▶ [EXTRACTED MATERIAL]:
======

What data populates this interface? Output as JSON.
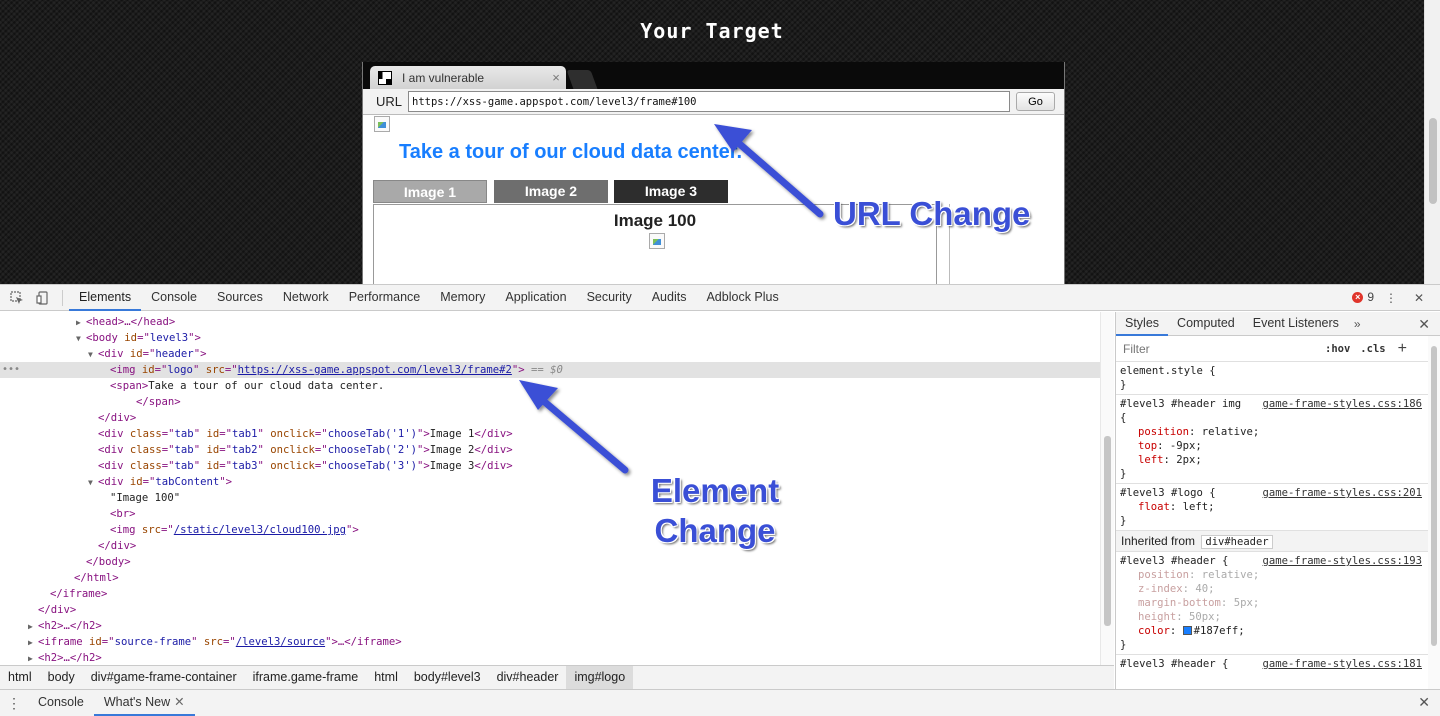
{
  "page": {
    "title": "Your Target"
  },
  "browser": {
    "tab_title": "I am vulnerable",
    "tab_close": "×",
    "url_label": "URL",
    "url_value": "https://xss-game.appspot.com/level3/frame#100",
    "go_label": "Go"
  },
  "frame": {
    "header_text": "Take a tour of our cloud data center.",
    "tabs": [
      "Image 1",
      "Image 2",
      "Image 3"
    ],
    "content_label": "Image 100"
  },
  "annotations": {
    "url_change": "URL Change",
    "element_change_line1": "Element",
    "element_change_line2": "Change",
    "color": "#3a4fd6"
  },
  "devtools": {
    "tabs": [
      "Elements",
      "Console",
      "Sources",
      "Network",
      "Performance",
      "Memory",
      "Application",
      "Security",
      "Audits",
      "Adblock Plus"
    ],
    "active_tab": "Elements",
    "error_count": "9",
    "dom": {
      "head": "<head>…</head>",
      "body_open_tag": "body",
      "body_id": "level3",
      "header_div_id": "header",
      "img_id": "logo",
      "img_src": "https://xss-game.appspot.com/level3/frame#2",
      "selected_suffix": " == $0",
      "span_text": "Take a tour of our cloud data center.",
      "tab_divs": [
        {
          "id": "tab1",
          "onclick": "chooseTab('1')",
          "text": "Image 1"
        },
        {
          "id": "tab2",
          "onclick": "chooseTab('2')",
          "text": "Image 2"
        },
        {
          "id": "tab3",
          "onclick": "chooseTab('3')",
          "text": "Image 3"
        }
      ],
      "tab_content_id": "tabContent",
      "tab_content_text": "\"Image 100\"",
      "cloud_src": "/static/level3/cloud100.jpg",
      "source_frame_id": "source-frame",
      "source_frame_src": "/level3/source"
    },
    "breadcrumbs": [
      "html",
      "body",
      "div#game-frame-container",
      "iframe.game-frame",
      "html",
      "body#level3",
      "div#header",
      "img#logo"
    ],
    "drawer_tabs": [
      "Console",
      "What's New"
    ],
    "drawer_active": "What's New"
  },
  "styles": {
    "tabs": [
      "Styles",
      "Computed",
      "Event Listeners"
    ],
    "more": "»",
    "filter_placeholder": "Filter",
    "hov": ":hov",
    "cls": ".cls",
    "element_style": "element.style {",
    "rules": [
      {
        "selector": "#level3 #header img",
        "source": "game-frame-styles.css:186",
        "decls": [
          {
            "prop": "position",
            "value": "relative;"
          },
          {
            "prop": "top",
            "value": "-9px;"
          },
          {
            "prop": "left",
            "value": "2px;"
          }
        ]
      },
      {
        "selector": "#level3 #logo {",
        "source": "game-frame-styles.css:201",
        "decls": [
          {
            "prop": "float",
            "value": "left;"
          }
        ]
      }
    ],
    "inherited_label": "Inherited from",
    "inherited_from": "div#header",
    "inherited_rule": {
      "selector": "#level3 #header {",
      "source": "game-frame-styles.css:193",
      "decls": [
        {
          "prop": "position",
          "value": "relative;"
        },
        {
          "prop": "z-index",
          "value": "40;"
        },
        {
          "prop": "margin-bottom",
          "value": "5px;"
        },
        {
          "prop": "height",
          "value": "50px;"
        },
        {
          "prop": "color",
          "value": "#187eff;"
        }
      ]
    },
    "last_rule": {
      "selector": "#level3 #header {",
      "source": "game-frame-styles.css:181"
    }
  }
}
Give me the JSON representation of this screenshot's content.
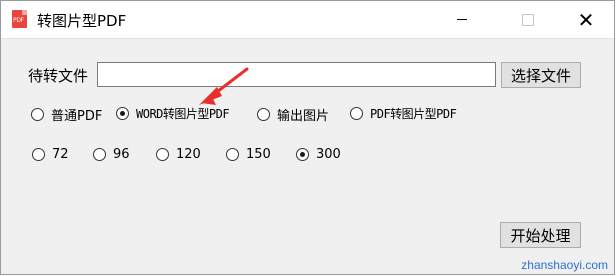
{
  "window": {
    "title": "转图片型PDF",
    "app_icon": "pdf-icon",
    "icon_text": "PDF",
    "controls": [
      "minimize-icon",
      "maximize-icon",
      "close-icon"
    ]
  },
  "file_row": {
    "label": "待转文件",
    "input_value": "",
    "choose_button": "选择文件"
  },
  "modes": [
    {
      "label": "普通PDF",
      "checked": false
    },
    {
      "label": "WORD转图片型PDF",
      "checked": true
    },
    {
      "label": "输出图片",
      "checked": false
    },
    {
      "label": "PDF转图片型PDF",
      "checked": false
    }
  ],
  "dpi_options": [
    {
      "label": "72",
      "checked": false
    },
    {
      "label": "96",
      "checked": false
    },
    {
      "label": "120",
      "checked": false
    },
    {
      "label": "150",
      "checked": false
    },
    {
      "label": "300",
      "checked": true
    }
  ],
  "start_button": "开始处理",
  "watermark": "zhanshaoyi.com",
  "colors": {
    "arrow": "#e8302a",
    "watermark": "#2f6fd6",
    "icon": "#e9453d"
  }
}
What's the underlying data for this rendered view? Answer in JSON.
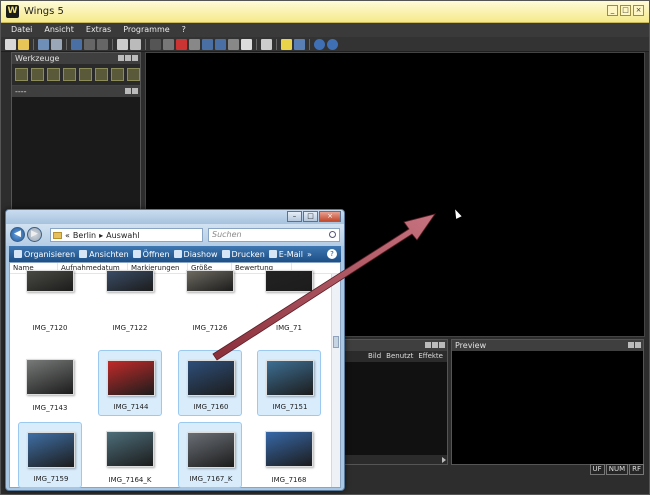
{
  "wings": {
    "title": "Wings 5",
    "app_icon": "W",
    "window_controls": [
      "_",
      "□",
      "×"
    ],
    "menu": [
      "Datei",
      "Ansicht",
      "Extras",
      "Programme",
      "?"
    ],
    "toolbar_icons": [
      "new-icon",
      "open-icon",
      "save-icon",
      "print-icon",
      "undo-icon",
      "redo-icon",
      "cut-icon",
      "copy-icon",
      "text-icon",
      "xy-icon",
      "record-icon",
      "play-icon",
      "monitor-icon",
      "warning-icon",
      "info-icon",
      "help-icon"
    ],
    "tools_panel": {
      "title": "Werkzeuge",
      "tool_icons": [
        "select-icon",
        "hand-icon",
        "zoom-icon",
        "crop-icon",
        "move-icon",
        "rotate-icon",
        "star-icon",
        "split-icon"
      ]
    },
    "sub_panel_title": "----",
    "bottom_columns": [
      "Bild",
      "Benutzt",
      "Effekte"
    ],
    "preview_title": "Preview",
    "status": [
      "UF",
      "NUM",
      "RF"
    ]
  },
  "explorer": {
    "breadcrumb_prefix": "«",
    "breadcrumb": [
      "Berlin",
      "Auswahl"
    ],
    "search_placeholder": "Suchen",
    "commands": [
      {
        "label": "Organisieren",
        "icon": "organize-icon"
      },
      {
        "label": "Ansichten",
        "icon": "views-icon"
      },
      {
        "label": "Öffnen",
        "icon": "open-icon"
      },
      {
        "label": "Diashow",
        "icon": "slideshow-icon"
      },
      {
        "label": "Drucken",
        "icon": "print-icon"
      },
      {
        "label": "E-Mail",
        "icon": "email-icon"
      }
    ],
    "more": "»",
    "help": "?",
    "columns": [
      "Name",
      "Aufnahmedatum",
      "Markierungen",
      "Größe",
      "Bewertung"
    ],
    "files": [
      {
        "name": "IMG_7120",
        "selected": false,
        "color": "#4a4a44"
      },
      {
        "name": "IMG_7122",
        "selected": false,
        "color": "#3a4c66"
      },
      {
        "name": "IMG_7126",
        "selected": false,
        "color": "#6d6a60"
      },
      {
        "name": "IMG_71",
        "selected": false,
        "color": "#222222"
      },
      {
        "name": "IMG_7143",
        "selected": false,
        "color": "#777a78"
      },
      {
        "name": "IMG_7144",
        "selected": true,
        "color": "#c22a2a"
      },
      {
        "name": "IMG_7160",
        "selected": true,
        "color": "#2e4f7a"
      },
      {
        "name": "IMG_7151",
        "selected": true,
        "color": "#3d6f94"
      },
      {
        "name": "IMG_7159",
        "selected": true,
        "color": "#3f6fa5"
      },
      {
        "name": "IMG_7164_K",
        "selected": false,
        "color": "#4d6e7a"
      },
      {
        "name": "IMG_7167_K",
        "selected": true,
        "color": "#6a6f76"
      },
      {
        "name": "IMG_7168",
        "selected": false,
        "color": "#3768a8"
      }
    ]
  },
  "colors": {
    "arrow": "#b04a56",
    "selection": "#d9ecfb",
    "wings_title": "#f6e98b"
  }
}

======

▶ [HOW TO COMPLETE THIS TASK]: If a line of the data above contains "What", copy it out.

▶ [RESULT]:
What data populates this interface? Output as JSON.
      "What's New"
    "drawer_active": "What's New"
What's the underlying data for this rendered view? Answer in JSON.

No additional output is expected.